• Image of Seagrass Carpet



Seagrass Flooring

The finest quality seagrass fibres traditionally come from the flooded paddy fields of rural China, and it’s these fibres that are used to make seagrass carpets. Though not strictly a grass at all, it has a distinctive hay-like scent that is mostly lost after it is harvested. The crop is harvested by hand, dried and hand spun into cords before being woven into seagrass flooring.

Seagrass flooring is as tough as old boots that might walk on it and its inherent strength makes it a very practical floor, which can be used widely. A seagrass carpet can be fashionably chunky or beautifully fine and part of its charm lies in its naturally flawed finish.

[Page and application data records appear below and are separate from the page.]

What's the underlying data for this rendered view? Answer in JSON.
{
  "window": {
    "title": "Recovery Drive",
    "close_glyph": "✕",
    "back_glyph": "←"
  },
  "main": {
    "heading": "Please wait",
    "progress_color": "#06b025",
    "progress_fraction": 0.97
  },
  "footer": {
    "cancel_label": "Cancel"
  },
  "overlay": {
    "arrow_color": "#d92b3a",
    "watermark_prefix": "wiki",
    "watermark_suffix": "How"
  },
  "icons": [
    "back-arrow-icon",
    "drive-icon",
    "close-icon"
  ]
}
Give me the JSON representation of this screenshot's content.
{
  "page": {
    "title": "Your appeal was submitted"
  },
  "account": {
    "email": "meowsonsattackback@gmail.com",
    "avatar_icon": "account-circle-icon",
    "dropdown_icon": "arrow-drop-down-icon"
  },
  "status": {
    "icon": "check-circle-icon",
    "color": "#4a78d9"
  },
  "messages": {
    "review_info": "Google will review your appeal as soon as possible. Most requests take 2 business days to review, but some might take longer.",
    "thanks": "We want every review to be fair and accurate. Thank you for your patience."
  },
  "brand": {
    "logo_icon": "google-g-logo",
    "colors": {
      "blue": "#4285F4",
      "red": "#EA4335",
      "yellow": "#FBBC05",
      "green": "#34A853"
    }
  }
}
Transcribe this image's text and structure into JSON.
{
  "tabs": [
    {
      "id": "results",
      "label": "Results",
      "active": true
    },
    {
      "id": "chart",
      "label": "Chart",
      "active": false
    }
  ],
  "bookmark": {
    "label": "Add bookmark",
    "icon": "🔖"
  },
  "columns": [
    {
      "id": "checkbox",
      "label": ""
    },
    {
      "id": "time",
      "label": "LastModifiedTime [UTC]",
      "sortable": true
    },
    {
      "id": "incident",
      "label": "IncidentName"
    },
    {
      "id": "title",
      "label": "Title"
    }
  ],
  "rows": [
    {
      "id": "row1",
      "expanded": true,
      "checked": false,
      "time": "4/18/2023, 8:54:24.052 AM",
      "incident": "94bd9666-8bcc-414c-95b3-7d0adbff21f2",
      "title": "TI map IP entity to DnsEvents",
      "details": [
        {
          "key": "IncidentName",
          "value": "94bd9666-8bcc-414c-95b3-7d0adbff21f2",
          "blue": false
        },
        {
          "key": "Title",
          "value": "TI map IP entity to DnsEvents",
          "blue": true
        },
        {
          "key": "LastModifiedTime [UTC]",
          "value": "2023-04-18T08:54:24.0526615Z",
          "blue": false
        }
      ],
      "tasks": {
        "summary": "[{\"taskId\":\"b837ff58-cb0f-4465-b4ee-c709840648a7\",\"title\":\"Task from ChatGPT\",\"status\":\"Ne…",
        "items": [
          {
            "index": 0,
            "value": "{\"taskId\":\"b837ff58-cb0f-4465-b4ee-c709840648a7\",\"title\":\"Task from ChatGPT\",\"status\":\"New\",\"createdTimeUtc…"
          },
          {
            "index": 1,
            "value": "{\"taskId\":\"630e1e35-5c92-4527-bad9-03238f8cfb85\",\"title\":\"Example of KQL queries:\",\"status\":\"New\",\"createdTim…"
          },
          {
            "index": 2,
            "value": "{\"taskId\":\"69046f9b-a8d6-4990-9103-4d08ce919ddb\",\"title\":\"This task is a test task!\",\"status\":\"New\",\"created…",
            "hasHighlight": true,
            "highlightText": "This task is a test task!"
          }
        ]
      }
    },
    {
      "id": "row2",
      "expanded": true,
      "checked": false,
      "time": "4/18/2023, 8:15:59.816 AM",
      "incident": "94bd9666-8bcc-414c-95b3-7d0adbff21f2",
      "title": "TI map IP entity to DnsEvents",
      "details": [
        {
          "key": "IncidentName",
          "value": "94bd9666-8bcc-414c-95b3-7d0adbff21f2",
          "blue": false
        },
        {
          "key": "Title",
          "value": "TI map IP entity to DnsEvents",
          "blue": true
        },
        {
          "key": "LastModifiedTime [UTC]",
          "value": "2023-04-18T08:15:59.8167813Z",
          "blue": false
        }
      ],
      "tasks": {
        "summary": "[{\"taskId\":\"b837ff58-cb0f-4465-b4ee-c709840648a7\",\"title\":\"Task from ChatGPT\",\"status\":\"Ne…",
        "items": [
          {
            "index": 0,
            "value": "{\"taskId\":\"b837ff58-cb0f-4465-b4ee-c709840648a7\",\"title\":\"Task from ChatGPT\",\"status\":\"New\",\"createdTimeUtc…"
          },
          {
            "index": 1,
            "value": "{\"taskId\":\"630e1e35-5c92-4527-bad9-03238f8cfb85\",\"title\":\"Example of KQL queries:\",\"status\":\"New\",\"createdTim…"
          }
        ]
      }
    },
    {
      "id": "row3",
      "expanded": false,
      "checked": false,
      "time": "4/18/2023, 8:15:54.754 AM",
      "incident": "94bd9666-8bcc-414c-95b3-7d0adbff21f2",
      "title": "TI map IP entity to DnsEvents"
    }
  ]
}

The natural appeal of seagrass stems from its shades of beige, brown and green that are evident even after the fibres are spun into yarn, as unlike coir or sisal, seagrass can’t be bleached or dyed. It then changes colour and matures to the environment in which it has been fitted.

Types of Seagrass Flooring

Just like sisal, coir and jute, Seagrass carpets are available in the several different weaves:

  • Basketweave – a loosely woven crisscross construction – a chequerboard look with groups of warp and weft seagrass threads interlaced
  • Panama – a flatter, relaxed seagrass loop of differing sizes
  • Herringbone – a v-shaped zigzag pattern of seagrass with variations in width

Seagrass makes a great flooring option for households and offices where there is a lot of pedestrian traffic, simply because it is so hardwearing. Our experienced staff will be very happy to talk you through the options in our Kent showroom, but if you have any questions regarding seagrass carpets, please don’t hesitate to get in touch with us via our contact page.

© Copyright 2021 Natural Flooring Company | Web design by Union 10 Design